Inertia valved brain limits shock travel to the bare minimum: Russell Burton
Inertia valved Brain limits shock travel to the bare minimum
Specialized’s FACT carbon cranks are stiffer than the SRAM equivalent, with a 30mm axle through the press-fit bearings maximizing muscle to motion conversion. The latest generation of the FACT crank doesn’t have the potentially fragile and definitely awkward to reach centre joining bolt of the originals either.
The rear wheel is locked in place with a 142x12mm thru-axle, and the massive down tube is matched with a shallow but very broad top tube that flares out in the centre to drape around the front of the shock like a composite manta ray.
Ride and handling: awesome acceleration
As the sun gradually strobed up through an unusually cloudy desert dawn, every climbing shot we took was an opportunity to see just how fast we could get the Epic going by the time the shutter clicked. As we dug deeper into the loose rock and sand with each run, low rev, high torque gear selection was our only hope for traction, but that was no problem for the bike.

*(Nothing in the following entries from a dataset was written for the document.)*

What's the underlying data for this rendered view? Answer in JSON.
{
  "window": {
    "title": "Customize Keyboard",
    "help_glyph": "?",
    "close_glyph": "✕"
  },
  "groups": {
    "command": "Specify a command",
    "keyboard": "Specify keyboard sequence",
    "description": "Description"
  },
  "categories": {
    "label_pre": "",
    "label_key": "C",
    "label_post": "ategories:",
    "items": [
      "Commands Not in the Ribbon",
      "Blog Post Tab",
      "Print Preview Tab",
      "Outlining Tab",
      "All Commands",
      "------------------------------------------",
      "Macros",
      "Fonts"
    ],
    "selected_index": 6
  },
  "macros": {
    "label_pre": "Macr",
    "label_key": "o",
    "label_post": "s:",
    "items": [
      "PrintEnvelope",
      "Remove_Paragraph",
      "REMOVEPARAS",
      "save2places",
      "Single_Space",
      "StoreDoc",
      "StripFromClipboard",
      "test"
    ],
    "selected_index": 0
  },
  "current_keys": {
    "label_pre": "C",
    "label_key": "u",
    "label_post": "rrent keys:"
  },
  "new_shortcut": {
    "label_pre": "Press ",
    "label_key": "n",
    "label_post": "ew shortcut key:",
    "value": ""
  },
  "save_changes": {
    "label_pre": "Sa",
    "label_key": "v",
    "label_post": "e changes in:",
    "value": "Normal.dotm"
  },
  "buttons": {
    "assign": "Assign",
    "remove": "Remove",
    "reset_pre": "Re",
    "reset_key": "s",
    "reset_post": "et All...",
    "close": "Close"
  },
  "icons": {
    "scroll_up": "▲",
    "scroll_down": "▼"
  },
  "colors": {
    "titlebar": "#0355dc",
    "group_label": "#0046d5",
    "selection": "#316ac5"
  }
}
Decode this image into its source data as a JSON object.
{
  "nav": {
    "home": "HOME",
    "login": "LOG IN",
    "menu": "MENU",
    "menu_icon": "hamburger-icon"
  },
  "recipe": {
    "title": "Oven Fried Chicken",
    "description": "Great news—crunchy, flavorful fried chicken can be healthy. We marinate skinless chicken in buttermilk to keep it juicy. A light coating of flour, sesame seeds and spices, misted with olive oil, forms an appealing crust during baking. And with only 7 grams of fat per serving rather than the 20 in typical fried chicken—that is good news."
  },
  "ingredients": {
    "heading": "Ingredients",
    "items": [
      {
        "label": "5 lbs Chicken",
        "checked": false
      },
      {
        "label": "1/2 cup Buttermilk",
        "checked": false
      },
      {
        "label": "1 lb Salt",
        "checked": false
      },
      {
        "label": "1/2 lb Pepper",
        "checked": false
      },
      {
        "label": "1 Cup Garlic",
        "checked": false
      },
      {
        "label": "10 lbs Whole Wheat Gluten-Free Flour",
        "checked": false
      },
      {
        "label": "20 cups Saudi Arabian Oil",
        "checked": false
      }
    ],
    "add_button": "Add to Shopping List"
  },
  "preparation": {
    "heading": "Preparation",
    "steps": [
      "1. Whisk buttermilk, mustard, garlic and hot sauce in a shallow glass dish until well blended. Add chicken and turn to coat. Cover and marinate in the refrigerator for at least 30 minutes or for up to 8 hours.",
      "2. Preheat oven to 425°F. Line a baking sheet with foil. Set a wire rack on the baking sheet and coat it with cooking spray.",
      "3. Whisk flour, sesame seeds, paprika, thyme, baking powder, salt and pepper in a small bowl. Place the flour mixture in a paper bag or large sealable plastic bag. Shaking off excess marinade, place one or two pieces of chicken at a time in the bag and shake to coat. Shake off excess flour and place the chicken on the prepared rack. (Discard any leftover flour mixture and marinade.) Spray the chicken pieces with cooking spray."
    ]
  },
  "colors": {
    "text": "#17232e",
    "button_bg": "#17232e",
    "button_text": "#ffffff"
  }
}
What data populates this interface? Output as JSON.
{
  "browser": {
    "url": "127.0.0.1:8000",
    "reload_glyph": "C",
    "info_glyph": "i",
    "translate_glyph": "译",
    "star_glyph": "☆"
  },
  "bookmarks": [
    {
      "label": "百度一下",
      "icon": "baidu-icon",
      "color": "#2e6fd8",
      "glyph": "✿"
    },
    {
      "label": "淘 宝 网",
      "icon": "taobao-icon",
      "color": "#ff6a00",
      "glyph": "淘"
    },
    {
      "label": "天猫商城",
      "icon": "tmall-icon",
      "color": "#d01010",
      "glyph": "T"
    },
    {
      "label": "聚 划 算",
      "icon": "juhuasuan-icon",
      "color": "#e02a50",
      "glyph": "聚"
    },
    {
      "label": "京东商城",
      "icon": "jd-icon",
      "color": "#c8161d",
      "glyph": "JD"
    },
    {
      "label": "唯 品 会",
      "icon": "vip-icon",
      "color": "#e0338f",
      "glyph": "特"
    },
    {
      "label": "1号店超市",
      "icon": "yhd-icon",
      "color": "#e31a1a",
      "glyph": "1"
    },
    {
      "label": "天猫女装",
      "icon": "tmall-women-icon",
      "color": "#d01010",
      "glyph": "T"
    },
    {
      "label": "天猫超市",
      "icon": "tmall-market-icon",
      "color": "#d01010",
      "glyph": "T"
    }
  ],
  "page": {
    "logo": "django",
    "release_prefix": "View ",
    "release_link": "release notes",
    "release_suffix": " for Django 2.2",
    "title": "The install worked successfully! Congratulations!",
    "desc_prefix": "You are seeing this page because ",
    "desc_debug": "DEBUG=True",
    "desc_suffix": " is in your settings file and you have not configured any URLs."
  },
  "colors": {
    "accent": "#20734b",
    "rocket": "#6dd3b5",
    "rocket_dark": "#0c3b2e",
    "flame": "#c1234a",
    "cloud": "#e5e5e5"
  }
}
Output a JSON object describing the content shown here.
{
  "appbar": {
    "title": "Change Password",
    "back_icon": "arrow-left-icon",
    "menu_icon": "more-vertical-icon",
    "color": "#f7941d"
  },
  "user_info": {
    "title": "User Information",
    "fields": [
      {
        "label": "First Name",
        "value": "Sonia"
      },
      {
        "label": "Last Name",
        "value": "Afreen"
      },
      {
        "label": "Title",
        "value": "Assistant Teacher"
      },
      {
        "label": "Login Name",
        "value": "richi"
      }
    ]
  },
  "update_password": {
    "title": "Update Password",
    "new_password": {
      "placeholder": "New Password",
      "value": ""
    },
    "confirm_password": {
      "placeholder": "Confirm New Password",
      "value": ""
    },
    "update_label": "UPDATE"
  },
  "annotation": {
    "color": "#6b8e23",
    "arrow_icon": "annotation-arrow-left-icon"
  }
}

Launching from gears two down the block, compared with other bikes on the same climb, the Epic WC would wrench itself from stationary to straining, to stomping, to spinning then a hastily crashed upshift or two to keep dust leaping from the treads and our jaws clenched as we got to the camera.
It’s great to remember how much of an adrenalin rush a steep angled, snap handling xc machine can inject into your riding: Russell Burton
It’s great to remember how much of an adrenalin rush a steep angled, snap handling XC machine can inject into your riding
Shots done, it was time to give the Epic a chance to stretch its legs and see how much the Brain lockout, 95mm travel and tiny rear shock compromised descending control to gain on the climbs. That’s where the real shock came. The front fork is undoubtedly very linear once you blow through the inertia lock and the Brain makes setting the right pressure harder than normal because there’s no easy way to judge static sag. It takes out enough impact to survive the biggest rock sections you’re likely to find racing.
Once it’s moving even the tiny rear shock surprises with its ability to keep the rear wheel on the ground rather than up round your ears off high-speed drops or through stutter bumps and otherwise speed-killing rooty and rocky sections.
The fox shock features autosag for simple setup: Russell Burton
The Fox shock features Autosag for simple setup
The super simple Autosag feature makes it very easy to set up accurately, although balancing pressure for a smooth transition off the firmer Brain settings is more of a fine art. Interestingly, while there’s absolutely no suspension movement to dilute power transfer or distract you from your rhythm, Specialized has deliberately specced a skinny seat tube for seated compliance and fatigue fighting comfort on eponymously Epic rides. The only obvious downer in control terms is the Magura MT8 brakes – they’re super light but not as powerful or poised as their SRAM or Shimano counterparts.
The featherweight wheels, barely treaded boots and carbon-topped fork are a twisty, twangy combination. The aggressively steep head angle means an instant response to any deviation from the intended line, and even when we were scrubbing along broken trail edges or snowploughing into sand traps it never ended in the disaster we expected.
While it’s certainly not relaxing, that ‘think and it’s already done it’ handling character is a perfect match to the in your face acceleration and suspension feel of the Epic. It also helps – and prompts – you to keep the fragile Fast Tracks away from sharp rocks that might otherwise end your race early. And we do mean race, even if you’re on your own. There’s simply no other way to ride a bike as fast focused as the World Cup.